Congressman Mike Turner (OH-10), Co-Chair of the Historic Preservation Caucus, co-sponsored an amendment along with bipartisan members of the caucus, including Congressmen Denny Heck (WA-10), Earl Blumenauer (OR-03), Adam Smith (WA-09), Joe Courtney (CT-02), and Bill Keating (MA-09), to restore $5.5 million in funding to the Historic Preservation Fund. That amendment was included in the final version of the Make America Secure and Prosperous Appropriations Act which passed the House today.
“The Historic Preservation Fund is critical to protecting our nation’s cultural identity,” said Congressman Turner. “The appropriations package passed by the House today will provide funds directed to preserving history at national, state, local, and tribunal levels. I am pleased to continue to work with the Caucus to maintain our country’s historic sites.”

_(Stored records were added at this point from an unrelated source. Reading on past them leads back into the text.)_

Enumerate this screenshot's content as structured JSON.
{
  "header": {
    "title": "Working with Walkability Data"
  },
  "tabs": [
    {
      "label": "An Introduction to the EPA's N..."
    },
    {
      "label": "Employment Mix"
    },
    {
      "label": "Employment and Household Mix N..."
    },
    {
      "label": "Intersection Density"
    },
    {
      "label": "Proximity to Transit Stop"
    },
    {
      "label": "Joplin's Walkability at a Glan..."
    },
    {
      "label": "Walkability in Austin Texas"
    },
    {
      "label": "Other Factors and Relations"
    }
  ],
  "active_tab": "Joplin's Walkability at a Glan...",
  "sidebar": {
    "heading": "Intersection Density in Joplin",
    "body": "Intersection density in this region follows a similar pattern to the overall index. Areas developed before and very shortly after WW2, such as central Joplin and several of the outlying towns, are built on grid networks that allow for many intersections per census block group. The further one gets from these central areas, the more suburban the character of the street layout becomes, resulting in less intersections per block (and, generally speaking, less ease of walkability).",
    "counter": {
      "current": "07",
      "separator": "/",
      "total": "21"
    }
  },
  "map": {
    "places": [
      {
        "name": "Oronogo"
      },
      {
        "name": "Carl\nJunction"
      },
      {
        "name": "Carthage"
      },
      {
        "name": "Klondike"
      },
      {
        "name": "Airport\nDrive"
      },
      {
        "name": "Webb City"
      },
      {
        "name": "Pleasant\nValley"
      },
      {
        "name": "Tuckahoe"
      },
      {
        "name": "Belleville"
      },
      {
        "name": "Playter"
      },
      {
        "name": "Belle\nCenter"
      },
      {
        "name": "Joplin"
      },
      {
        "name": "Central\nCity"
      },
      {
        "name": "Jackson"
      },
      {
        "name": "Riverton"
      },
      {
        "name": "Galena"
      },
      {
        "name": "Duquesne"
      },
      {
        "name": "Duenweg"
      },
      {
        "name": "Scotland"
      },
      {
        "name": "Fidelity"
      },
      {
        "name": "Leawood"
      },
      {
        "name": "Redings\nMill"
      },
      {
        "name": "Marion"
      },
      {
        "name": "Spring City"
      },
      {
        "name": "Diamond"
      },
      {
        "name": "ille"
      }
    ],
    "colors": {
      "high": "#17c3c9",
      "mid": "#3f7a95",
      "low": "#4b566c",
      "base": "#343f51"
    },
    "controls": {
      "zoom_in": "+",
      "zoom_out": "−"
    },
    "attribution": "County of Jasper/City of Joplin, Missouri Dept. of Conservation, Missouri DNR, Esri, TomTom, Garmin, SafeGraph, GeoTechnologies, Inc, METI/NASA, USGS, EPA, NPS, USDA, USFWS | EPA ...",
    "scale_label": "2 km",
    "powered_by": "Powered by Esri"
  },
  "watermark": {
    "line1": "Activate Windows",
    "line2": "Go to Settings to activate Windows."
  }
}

“For more than 40 years, the Historic Preservation Fund has helped our states and native tribes leverage funds to revitalize communities and create opportunities for economic growth,” said Congressman Heck. “My amendment restores this critical funding to last year’s levels, preserving a small but effective federal program that deserves Congress' continued support.”
“Giving communities the tools to preserve their heritage brings people together,” said Congressman Blumenauer. “Funding historic preservation connects communities to who they are and supports efforts to preserve important places for generations to come.”
“The Historic Preservation Fund supports grants that help conserve and interpret American history so that future generations are able to learn from our past,” said Congressman Smith. “The Pacific Northwest is home to countless historical sites that help engage our local communities in our collective heritage. These locations preserve the lessons of our country’s fight for civil rights, reflect on the injustice of Japanese American incarceration, and educate the public about our vibrant culture and the incredible diversity of those who call our region home. I am pleased to support funding of the Historic Preservation Fund, and will continue to advocate for programs that increase access to the knowledge that the unique American experience provides.”
“It is a mistake to cut funding from an account which helps to create such growth and renewal in communities across the country,” said Congressman Courtney. “I am glad that this bipartisan amendment passed the House, which would restore $5.5 million to the Historic Preservation Fund. Because of the Historic Preservation Fund, states are able to provide grants to revitalize and commemorate vitally important historic buildings and areas. In Connecticut, buildings such as the Florence Griswold Museum Barn in Old Lyme have been renovated because of State Historic Preservation Offices – offices that rely on the important funding from the Historic Preservation Fund.”
“The Historic Preservation Fund is critical to ensuring the endurance of local treasures in areas such as New Bedford in my district,” said Congressman Keating. “Preserving significant buildings and community areas is as vital to understanding our history as history books themselves.”